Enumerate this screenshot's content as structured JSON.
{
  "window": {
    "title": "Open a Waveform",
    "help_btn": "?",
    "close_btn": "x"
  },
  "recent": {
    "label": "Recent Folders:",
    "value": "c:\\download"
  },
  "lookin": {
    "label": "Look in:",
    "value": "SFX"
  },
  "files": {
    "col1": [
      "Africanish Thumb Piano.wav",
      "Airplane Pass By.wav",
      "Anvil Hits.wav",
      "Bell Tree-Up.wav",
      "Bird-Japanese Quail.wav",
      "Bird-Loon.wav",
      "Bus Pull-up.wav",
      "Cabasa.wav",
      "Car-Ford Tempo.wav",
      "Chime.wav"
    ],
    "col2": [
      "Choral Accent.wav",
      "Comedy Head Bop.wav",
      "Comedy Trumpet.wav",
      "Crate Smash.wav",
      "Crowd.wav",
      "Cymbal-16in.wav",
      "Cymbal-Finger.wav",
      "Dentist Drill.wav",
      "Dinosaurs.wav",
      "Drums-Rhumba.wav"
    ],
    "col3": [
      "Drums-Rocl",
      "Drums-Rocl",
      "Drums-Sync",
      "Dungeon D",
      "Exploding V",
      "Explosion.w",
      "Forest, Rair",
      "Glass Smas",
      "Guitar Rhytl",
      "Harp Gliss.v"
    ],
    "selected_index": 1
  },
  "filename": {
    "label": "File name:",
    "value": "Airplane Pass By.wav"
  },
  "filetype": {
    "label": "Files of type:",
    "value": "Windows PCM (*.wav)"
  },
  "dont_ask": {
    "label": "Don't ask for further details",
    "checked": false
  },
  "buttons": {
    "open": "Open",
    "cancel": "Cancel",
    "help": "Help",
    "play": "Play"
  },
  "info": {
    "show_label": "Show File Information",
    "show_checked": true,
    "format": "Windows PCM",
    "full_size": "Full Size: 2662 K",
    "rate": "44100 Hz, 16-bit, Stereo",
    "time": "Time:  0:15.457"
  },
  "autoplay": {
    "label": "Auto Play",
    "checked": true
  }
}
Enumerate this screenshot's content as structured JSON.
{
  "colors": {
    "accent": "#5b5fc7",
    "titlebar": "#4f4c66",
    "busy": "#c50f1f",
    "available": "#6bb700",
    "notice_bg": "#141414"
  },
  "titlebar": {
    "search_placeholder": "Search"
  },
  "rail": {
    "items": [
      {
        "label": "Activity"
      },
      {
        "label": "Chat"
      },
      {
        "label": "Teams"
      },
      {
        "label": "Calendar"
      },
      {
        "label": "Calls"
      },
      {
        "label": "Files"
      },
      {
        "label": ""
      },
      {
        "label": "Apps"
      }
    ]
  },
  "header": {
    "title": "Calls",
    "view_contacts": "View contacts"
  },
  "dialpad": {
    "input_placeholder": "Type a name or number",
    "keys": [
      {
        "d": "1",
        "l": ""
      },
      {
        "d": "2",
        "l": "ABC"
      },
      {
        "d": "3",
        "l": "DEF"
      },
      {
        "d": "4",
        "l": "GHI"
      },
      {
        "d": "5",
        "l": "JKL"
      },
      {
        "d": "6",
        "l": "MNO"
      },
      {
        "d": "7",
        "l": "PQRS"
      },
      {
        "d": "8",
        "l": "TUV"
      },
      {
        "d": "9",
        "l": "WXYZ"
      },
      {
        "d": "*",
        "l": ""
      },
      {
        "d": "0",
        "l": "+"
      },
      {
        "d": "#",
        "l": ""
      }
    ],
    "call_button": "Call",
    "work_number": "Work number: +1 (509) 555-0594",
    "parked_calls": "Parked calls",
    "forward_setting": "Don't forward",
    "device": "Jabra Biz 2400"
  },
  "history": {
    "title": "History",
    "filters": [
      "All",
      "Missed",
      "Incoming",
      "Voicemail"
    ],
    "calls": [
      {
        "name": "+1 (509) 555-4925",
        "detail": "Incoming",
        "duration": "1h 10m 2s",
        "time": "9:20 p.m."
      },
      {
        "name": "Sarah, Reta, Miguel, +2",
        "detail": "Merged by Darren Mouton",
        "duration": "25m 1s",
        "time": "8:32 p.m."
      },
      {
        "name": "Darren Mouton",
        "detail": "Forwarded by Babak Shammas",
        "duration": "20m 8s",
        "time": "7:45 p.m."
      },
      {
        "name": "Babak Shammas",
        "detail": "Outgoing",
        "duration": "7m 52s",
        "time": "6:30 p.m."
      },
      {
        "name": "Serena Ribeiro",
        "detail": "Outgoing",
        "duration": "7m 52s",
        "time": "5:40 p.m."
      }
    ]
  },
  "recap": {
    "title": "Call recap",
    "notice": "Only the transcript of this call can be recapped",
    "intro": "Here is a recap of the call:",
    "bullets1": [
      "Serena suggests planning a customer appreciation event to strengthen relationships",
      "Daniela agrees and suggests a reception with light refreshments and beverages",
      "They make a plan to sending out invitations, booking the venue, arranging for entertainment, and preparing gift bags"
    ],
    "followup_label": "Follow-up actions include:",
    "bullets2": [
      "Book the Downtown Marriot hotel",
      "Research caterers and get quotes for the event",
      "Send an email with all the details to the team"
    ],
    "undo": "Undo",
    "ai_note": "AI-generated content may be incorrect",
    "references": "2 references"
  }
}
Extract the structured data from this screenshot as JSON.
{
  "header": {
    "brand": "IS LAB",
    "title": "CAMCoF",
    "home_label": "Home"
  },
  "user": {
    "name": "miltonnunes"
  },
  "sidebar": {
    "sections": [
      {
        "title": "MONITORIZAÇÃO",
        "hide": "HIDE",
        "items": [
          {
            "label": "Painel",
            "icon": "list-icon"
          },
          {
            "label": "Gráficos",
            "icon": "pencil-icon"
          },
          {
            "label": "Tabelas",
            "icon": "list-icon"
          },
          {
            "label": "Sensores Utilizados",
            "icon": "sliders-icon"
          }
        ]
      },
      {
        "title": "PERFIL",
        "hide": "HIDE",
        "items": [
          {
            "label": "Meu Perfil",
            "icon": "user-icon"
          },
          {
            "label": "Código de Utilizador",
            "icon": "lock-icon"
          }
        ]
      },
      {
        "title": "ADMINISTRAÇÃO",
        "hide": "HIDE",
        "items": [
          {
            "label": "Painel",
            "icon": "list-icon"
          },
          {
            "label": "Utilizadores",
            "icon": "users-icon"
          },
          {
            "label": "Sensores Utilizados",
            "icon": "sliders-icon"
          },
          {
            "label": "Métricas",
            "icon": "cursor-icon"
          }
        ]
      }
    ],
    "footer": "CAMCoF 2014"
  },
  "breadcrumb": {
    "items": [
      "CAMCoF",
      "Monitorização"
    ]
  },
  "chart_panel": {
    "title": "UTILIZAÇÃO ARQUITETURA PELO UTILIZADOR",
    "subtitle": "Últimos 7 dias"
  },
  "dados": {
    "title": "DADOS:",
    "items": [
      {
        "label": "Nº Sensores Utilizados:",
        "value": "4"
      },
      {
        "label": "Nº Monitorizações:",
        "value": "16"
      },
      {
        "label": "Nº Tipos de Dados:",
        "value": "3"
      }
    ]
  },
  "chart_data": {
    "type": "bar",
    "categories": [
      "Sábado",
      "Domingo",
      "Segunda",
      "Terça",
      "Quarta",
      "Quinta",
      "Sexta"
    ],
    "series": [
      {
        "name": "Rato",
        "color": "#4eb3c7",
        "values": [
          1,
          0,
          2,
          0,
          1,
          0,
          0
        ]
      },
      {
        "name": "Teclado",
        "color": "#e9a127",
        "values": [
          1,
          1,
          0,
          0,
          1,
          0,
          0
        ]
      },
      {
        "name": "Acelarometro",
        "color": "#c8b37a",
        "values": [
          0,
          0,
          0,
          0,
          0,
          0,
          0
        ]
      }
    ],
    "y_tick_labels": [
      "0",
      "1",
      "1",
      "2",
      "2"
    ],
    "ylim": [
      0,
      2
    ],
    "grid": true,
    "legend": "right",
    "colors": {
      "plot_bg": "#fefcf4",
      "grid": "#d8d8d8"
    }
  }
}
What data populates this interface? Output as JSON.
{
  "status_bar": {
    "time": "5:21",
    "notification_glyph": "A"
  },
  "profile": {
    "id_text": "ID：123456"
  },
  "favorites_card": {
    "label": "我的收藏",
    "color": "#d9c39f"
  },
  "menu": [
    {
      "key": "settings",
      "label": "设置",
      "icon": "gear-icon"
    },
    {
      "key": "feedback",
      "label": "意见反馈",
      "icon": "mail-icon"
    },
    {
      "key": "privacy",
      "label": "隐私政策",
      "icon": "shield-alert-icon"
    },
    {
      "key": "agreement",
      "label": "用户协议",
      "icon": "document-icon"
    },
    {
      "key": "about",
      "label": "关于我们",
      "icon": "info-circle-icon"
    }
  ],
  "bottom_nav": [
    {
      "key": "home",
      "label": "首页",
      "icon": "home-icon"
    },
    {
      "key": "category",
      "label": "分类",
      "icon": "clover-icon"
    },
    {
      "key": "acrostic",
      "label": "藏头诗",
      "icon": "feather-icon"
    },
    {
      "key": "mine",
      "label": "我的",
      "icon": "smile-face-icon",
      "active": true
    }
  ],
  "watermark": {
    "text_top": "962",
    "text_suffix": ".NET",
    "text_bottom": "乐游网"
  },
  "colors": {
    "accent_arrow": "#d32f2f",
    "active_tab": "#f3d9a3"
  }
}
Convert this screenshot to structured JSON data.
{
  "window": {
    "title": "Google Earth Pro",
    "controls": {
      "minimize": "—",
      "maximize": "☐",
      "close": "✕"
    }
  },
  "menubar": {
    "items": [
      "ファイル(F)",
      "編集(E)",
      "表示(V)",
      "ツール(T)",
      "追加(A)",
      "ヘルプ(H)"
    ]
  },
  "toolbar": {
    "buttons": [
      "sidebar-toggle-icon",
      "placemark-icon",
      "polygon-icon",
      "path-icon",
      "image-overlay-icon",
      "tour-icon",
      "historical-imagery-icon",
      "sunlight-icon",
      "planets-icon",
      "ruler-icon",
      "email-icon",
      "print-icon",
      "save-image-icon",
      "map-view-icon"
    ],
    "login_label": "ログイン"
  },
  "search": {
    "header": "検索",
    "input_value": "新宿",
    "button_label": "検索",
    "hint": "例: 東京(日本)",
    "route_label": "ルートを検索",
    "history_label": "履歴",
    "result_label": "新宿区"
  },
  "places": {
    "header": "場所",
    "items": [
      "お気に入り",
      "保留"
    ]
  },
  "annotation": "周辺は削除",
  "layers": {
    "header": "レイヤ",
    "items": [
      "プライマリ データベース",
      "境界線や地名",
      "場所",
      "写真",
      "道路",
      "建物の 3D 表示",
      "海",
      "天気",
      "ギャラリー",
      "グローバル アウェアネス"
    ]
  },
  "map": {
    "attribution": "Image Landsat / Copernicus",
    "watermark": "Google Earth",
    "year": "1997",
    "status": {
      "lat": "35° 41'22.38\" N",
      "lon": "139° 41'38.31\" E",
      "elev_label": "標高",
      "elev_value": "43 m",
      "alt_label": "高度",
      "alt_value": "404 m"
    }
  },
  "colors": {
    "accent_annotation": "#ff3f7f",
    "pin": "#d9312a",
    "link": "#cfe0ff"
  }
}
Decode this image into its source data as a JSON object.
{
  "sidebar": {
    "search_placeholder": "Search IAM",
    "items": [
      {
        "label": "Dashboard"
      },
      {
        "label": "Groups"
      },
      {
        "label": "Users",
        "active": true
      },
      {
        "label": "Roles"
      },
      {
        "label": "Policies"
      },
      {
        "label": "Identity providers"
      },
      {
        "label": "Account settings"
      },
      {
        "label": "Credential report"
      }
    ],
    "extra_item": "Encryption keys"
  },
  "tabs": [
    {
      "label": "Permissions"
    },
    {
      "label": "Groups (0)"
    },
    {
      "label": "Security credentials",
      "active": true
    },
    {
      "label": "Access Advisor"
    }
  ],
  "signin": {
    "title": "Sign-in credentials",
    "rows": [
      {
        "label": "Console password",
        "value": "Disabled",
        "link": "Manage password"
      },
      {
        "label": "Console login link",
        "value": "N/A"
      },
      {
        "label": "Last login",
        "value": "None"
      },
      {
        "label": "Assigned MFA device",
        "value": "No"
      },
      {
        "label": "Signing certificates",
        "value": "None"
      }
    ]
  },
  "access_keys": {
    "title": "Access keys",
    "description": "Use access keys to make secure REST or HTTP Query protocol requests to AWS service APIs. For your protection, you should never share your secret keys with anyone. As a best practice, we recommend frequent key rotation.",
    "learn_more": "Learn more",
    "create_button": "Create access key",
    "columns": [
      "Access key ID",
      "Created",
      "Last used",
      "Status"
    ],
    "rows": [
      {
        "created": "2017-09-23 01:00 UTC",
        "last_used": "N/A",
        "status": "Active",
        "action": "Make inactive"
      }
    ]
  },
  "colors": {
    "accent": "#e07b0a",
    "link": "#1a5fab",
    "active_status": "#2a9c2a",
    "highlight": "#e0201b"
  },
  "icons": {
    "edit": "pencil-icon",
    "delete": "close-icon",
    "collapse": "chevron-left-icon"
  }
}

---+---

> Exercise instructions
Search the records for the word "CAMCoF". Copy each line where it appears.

> Problem solution
    "title": "CAMCoF",
    "footer": "CAMCoF 2014"
      "CAMCoF",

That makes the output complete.